Emerging lymphatic endothelial cells express Prox1 andLYVE (4, 19), but we could not detect expression of slp-76 in these cells or in any blood endothelial cells of fetal (E10.5 to E19) or adult mice (Fig. 4A) (14). In contrast, we could readily detectslp-76 expression in single circulating cells within the cardinal vein (Fig. 4A) and in megakaryocytes of mice with only oneslp-76 allele (Fig. 4A, inset). These results suggest that the effects of SLP-76 on lymphatic development are mediated either by circulating cells or by signals in very early endothelial precursors.

To determine whether SLP-76 and Syk signals are required exclusively in hematopoietic cells for regulation of lymphatic vessel growth, we transplanted wild-type or SLP-76–deficient bone marrow that was tagged with a Tie2-lacZ transgene into lethally irradiated wild-type mice (12). Irradiated mice suffer extensive microvascular endothelial cell death in the small intestine (20) (Fig. 4B); therefore irradiation is a means of both replacing the hematopoietic compartment and stimulating intestinal vascular repair and growth in wild-type mice.
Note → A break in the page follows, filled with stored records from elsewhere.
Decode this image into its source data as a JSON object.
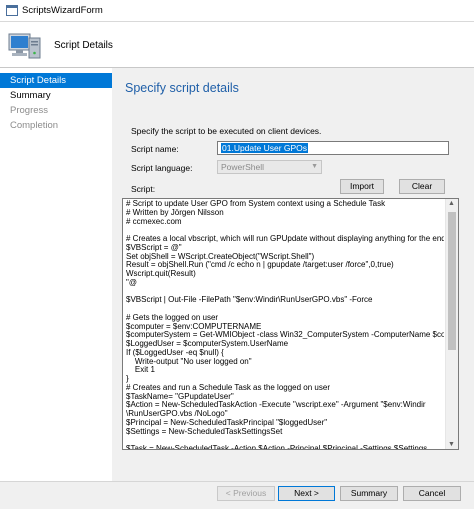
{
  "window": {
    "title": "ScriptsWizardForm"
  },
  "header": {
    "title": "Script Details"
  },
  "sidebar": {
    "items": [
      {
        "label": "Script Details",
        "state": "active"
      },
      {
        "label": "Summary",
        "state": "normal"
      },
      {
        "label": "Progress",
        "state": "disabled"
      },
      {
        "label": "Completion",
        "state": "disabled"
      }
    ]
  },
  "main": {
    "section_title": "Specify script details",
    "description": "Specify the script to be executed on client devices.",
    "script_name_label": "Script name:",
    "script_name_value": "01.Update User GPOs",
    "script_language_label": "Script language:",
    "script_language_value": "PowerShell",
    "script_label": "Script:",
    "import_label": "Import",
    "clear_label": "Clear",
    "script_lines": [
      "# Script to update User GPO from System context using a Schedule Task",
      "# Written by Jörgen Nilsson",
      "# ccmexec.com",
      "",
      "# Creates a local vbscript, which will run GPUpdate without displaying anything for the end user",
      "$VBScript = @\"",
      "Set objShell = WScript.CreateObject(\"WScript.Shell\")",
      "Result = objShell.Run (\"cmd /c echo n | gpupdate /target:user /force\",0,true)",
      "Wscript.quit(Result)",
      "\"@",
      "",
      "$VBScript | Out-File -FilePath \"$env:Windir\\RunUserGPO.vbs\" -Force",
      "",
      "# Gets the logged on user",
      "$computer = $env:COMPUTERNAME",
      "$computerSystem = Get-WMIObject -class Win32_ComputerSystem -ComputerName $computer",
      "$LoggedUser = $computerSystem.UserName",
      "If ($LoggedUser -eq $null) {",
      "    Write-output \"No user logged on\"",
      "    Exit 1",
      "}",
      "# Creates and run a Schedule Task as the logged on user",
      "$TaskName= \"GPupdateUser\"",
      "$Action = New-ScheduledTaskAction -Execute \"wscript.exe\" -Argument \"$env:Windir",
      "\\RunUserGPO.vbs /NoLogo\"",
      "$Principal = New-ScheduledTaskPrincipal \"$loggedUser\"",
      "$Settings = New-ScheduledTaskSettingsSet",
      "",
      "$Task = New-ScheduledTask -Action $Action -Principal $Principal -Settings $Settings"
    ]
  },
  "footer": {
    "previous_label": "< Previous",
    "next_label": "Next >",
    "summary_label": "Summary",
    "cancel_label": "Cancel"
  },
  "colors": {
    "accent": "#0078d7",
    "title_blue": "#1f5fa8",
    "panel": "#f0f0f0"
  },
  "icons": {
    "window": "app-window-icon",
    "header": "computer-wizard-icon"
  }
}
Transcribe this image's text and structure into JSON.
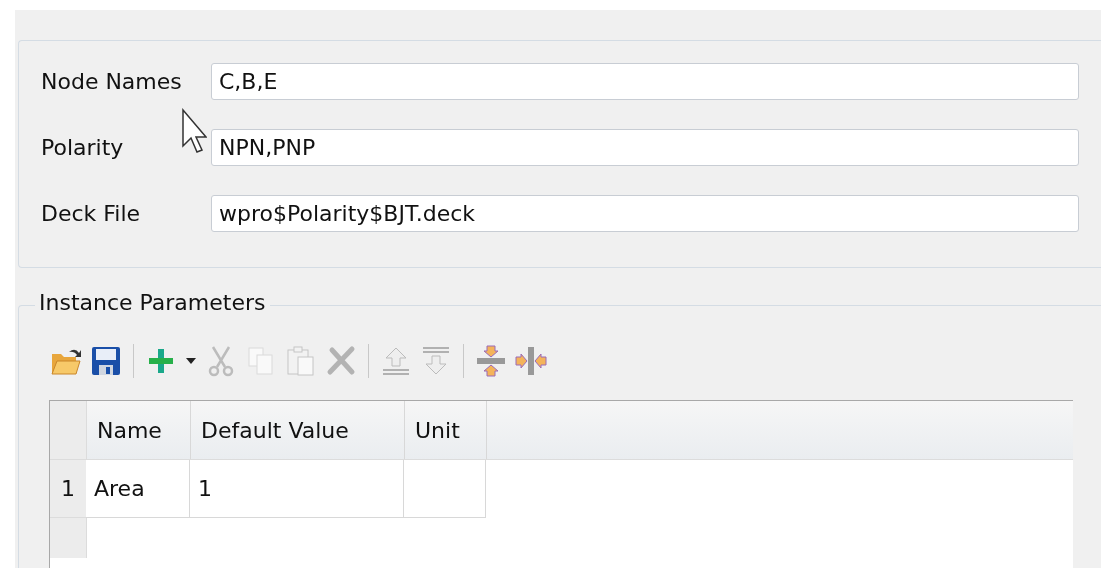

Transplantation with SLP-76–deficient but not wild-type marrow resulted in a loss of normal blood vessel architecture in the intestine as well as blood-filled mesenteric lymphatics, phenocopying the vascular phenotype of SLP-76–deficient animals (compare Fig. 4, C and D, with Fig. 2A). These results demonstrate that loss of SLP-76 or Syk exclusively in hematopoietic cells is sufficient to confer the angiogenic phenotype.

Recent angiogenic studies have indicated that a subset of endothelial precursor cells may be derived from the bone marrow (21–24). Thus, conferral of the angiogenic phenotype by SLP-76–deficient and Syk-deficient marrow could be due to a cell-autonomous defect in bone marrow–derived endothelial cell precursors. To address this possibility, we performed 5-bromo-4-chloro-3-indolyl β-d-galactopyranoside (X-gal) staining of the intestines of animals that received Tie2-LacZ+, slp-76 −/− marrow to identify donor-derived endothelial cells. X-gal staining revealed a considerable number of positive circulating cells [consistent with previous studies with the Tie2 promoter (25)] but only a single positive endothelial cell (fig. S2). This result is consistent with functional complementation experiments in which the mixing of small amounts of wild-type marrow (<10%) with SLP-76–deficient or Syk-deficient bone marrow completely rescued development of the vascular phenotype (14, 26). These results support a non–cell-autonomous mechanism in which SLP-76 and Syk signals are required in circulating cells to regulate separation of blood and lymphatic vascular networks. Further analysis of SLP-76/Syk signaling will shed light on the mechanisms by which hematopoietic signals influence vascular growth and development.

Supporting Online Material

www.sciencemag.org/cgi/content/full/299/5604/247/DC1

Materials and Methods

Figs. S1 and S2

Movies S1 to S4

  • * These authors contributed equally to this work.

  • To whom correspondence should be addressed. E-mail: koretzky{at}mail.med.upenn.edu or markkahn{at}mail.med.upenn.edu

REFERENCES AND NOTES

View Abstract

Navigate This Article